It’s second hour on a Monday morning in the editorial journalism classroom, and amidst the finishing of Starbucks and the mingling of journo-geeks, an aura of dread is making its way through Room 153. Suddenly, Will Jarvis and Anna McCloskey call everyone’s attention––the time has come for the people in the room to give up their cell phones for a week. The tension in the room is tangible.

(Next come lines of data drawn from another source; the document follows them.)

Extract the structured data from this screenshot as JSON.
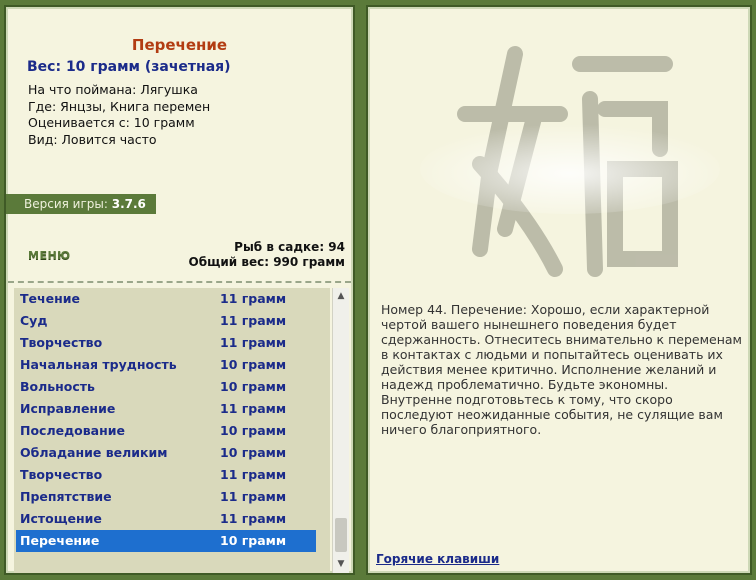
{
  "fish": {
    "title": "Перечение",
    "weight": "Вес: 10 грамм (зачетная)",
    "caught_on": "На что поймана: Лягушка",
    "where": "Где: Янцзы, Книга перемен",
    "rated_from": "Оценивается с: 10 грамм",
    "kind": "Вид: Ловится часто"
  },
  "version": {
    "label": "Версия игры:",
    "value": "3.7.6"
  },
  "menu_label": "МЕНЮ",
  "stats": {
    "fish_in_net": "Рыб в садке: 94",
    "total_weight": "Общий вес: 990 грамм"
  },
  "list": [
    {
      "name": "Течение",
      "weight": "11 грамм"
    },
    {
      "name": "Суд",
      "weight": "11 грамм"
    },
    {
      "name": "Творчество",
      "weight": "11 грамм"
    },
    {
      "name": "Начальная трудность",
      "weight": "10 грамм"
    },
    {
      "name": "Вольность",
      "weight": "10 грамм"
    },
    {
      "name": "Исправление",
      "weight": "11 грамм"
    },
    {
      "name": "Последование",
      "weight": "10 грамм"
    },
    {
      "name": "Обладание великим",
      "weight": "10 грамм"
    },
    {
      "name": "Творчество",
      "weight": "11 грамм"
    },
    {
      "name": "Препятствие",
      "weight": "11 грамм"
    },
    {
      "name": "Истощение",
      "weight": "11 грамм"
    },
    {
      "name": "Перечение",
      "weight": "10 грамм",
      "selected": true
    }
  ],
  "oracle_text": "Номер 44. Перечение: Хорошо, если характерной чертой вашего нынешнего поведения будет сдержанность. Отнеситесь внимательно к переменам в контактах с людьми и попытайтесь оценивать их действия менее критично. Исполнение желаний и надежд проблематично. Будьте экономны. Внутренне подготовьтесь к тому, что скоро последуют неожиданные события, не сулящие вам ничего благоприятного.",
  "hotkeys_label": "Горячие клавиши",
  "colors": {
    "accent": "#5b7a3a",
    "selected": "#1e6fcf",
    "title": "#b23c12",
    "link": "#1b2b8a"
  },
  "icons": {
    "scroll_up": "arrow-up-icon",
    "scroll_down": "arrow-down-icon",
    "hieroglyph": "hexagram-44-glyph"
  }
}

In an experiment to experience first -hand how modern teens fair without their cell phones, 20 Knight Errant staff members gave up their phones for a full week to see how they could cope without them. Students placed their right hands on a dictionary (substituting for the Bible) and swore to not use their phones. Of course, not all survived until the end. What did they find? Teens are addicted to their phones. Without them, they lost their primary method of communication as well as an instrumental piece of their social lives.

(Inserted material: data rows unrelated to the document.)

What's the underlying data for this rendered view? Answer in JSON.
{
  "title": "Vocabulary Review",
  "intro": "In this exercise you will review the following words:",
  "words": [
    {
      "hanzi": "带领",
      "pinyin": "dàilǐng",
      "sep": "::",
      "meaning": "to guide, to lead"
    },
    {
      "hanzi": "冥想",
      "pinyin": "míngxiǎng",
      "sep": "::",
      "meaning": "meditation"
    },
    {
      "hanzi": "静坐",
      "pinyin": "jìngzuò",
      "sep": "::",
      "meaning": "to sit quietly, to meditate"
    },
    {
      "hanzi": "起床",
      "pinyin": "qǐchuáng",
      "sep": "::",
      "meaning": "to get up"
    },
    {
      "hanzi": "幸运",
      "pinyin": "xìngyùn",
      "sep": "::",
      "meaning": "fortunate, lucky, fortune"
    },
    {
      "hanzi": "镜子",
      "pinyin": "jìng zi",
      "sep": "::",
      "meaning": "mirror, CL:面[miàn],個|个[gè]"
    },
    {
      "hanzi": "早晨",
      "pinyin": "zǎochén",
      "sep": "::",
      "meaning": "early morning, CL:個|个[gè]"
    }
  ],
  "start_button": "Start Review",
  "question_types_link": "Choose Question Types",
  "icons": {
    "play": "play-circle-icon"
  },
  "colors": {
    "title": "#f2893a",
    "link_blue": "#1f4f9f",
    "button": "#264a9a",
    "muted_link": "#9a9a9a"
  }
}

Teens show an almost innate preoccupation with their phones. “[M]y mind buzzes with the thoughts of what I could be missing. Has someone texted me? Did I miss an important call?” sophomore Sarah Letscher said after only 23 hours without her phone. Similar to most teens, when she’s separated from her phone, she feels separated from her life.

Teens rely on the phones as a social outlet. “I only made it through the weekend without my phone because I had a football game on Friday and had to work late on Saturday, so I knew I didn’t have any time for being social. If I hadn’t had one of those things, I probably would have asked my dad for my phone back,” senior Michelle Sauer said. Jason Dorsey, an expert on the Millennial generation, has discovered that Millennials and generations afterwards are often confused for being tech savvy, when they are actually tech dependent.

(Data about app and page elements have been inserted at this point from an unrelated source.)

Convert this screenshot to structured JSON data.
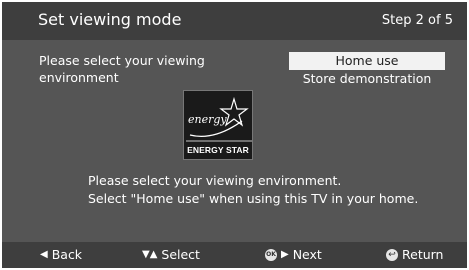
{
  "header": {
    "title": "Set viewing mode",
    "step": "Step 2 of 5"
  },
  "prompt": {
    "line1": "Please select your viewing",
    "line2": "environment"
  },
  "options": [
    {
      "label": "Home use",
      "selected": true
    },
    {
      "label": "Store demonstration",
      "selected": false
    }
  ],
  "energy_logo": {
    "script": "energy",
    "label": "ENERGY STAR"
  },
  "description": {
    "line1": "Please select your viewing environment.",
    "line2": "Select \"Home use\" when using this TV in your home."
  },
  "footer": {
    "back": {
      "icon": "left-triangle-icon",
      "label": "Back"
    },
    "select": {
      "icon": "up-down-arrows-icon",
      "label": "Select"
    },
    "next": {
      "icon": "ok-button-icon",
      "badge": "OK",
      "label": "Next"
    },
    "return": {
      "icon": "return-icon",
      "label": "Return"
    }
  },
  "colors": {
    "panel": "#555555",
    "bars": "#3e3e3e",
    "selected_bg": "#f2f2f2",
    "text": "#ffffff"
  }
}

Teens aren’t the only ones affected by strong cell phone dependency. Parents have begun to lean on the technology to contact their children. “I can’t contact my parents letting them know where I am, which, in turn, can get me in trouble. [So my] parents are now forcing me to get my phone back,” junior Mark Falls said about his experience in the KE experiment. (Sadly, Mark did get into trouble and was grounded.)

This dependency on phones has affected the ways in which teens relate to people. “[I observed] the rest of my peers as they played Candy Crush, checked Twitter, and posted on Instagram. All the while, I felt fidgety. I’m not used to having nothing in my hands to check when I’m bored,” senior Megan Pohle said. Many turn to easy superficial distractions phones provide instead of engaging in human interaction.

Phone dependency does have adverse effects on teens, ones far greater than mere addiction. As teens spend so much time texting, their ability to interact face-to-face with others is compromised. While adults also lose some interpersonal skills as a result of texting, they have lived most of their lives without phones, and have already developed strong interpersonal capabilites–– unlike teens who are still working to develop these crucial life skills. These interpersonal skills will be essential in the real world, such as in job interviews and collaboration in the workplace.

Further, cell phones distract teens and cause them to lose focus. Many teens take their cell phones to bed with them, in case they receive any late-night texts, causing them to lose sleep. “Without my phone, I was falling asleep at 9:30, but now that I have it back, I’m back to going to bed at 11:00,” McCloskey said. Research has proven that texting sparks excitement in the pleasure centers of the brain––the same area of the brain that heroin excites. Cell phone use, texting in particular, truly is addicting.

Between feeling the urge to text and checking Tweets, teens pull their phones out to resolve an awkward moment, and life without a phone is quite a challenge. Without their handheld devices, teens go through feelings of anxiety, awkwardness, and unease. BSM students are, without a doubt, stricken by phone dependency.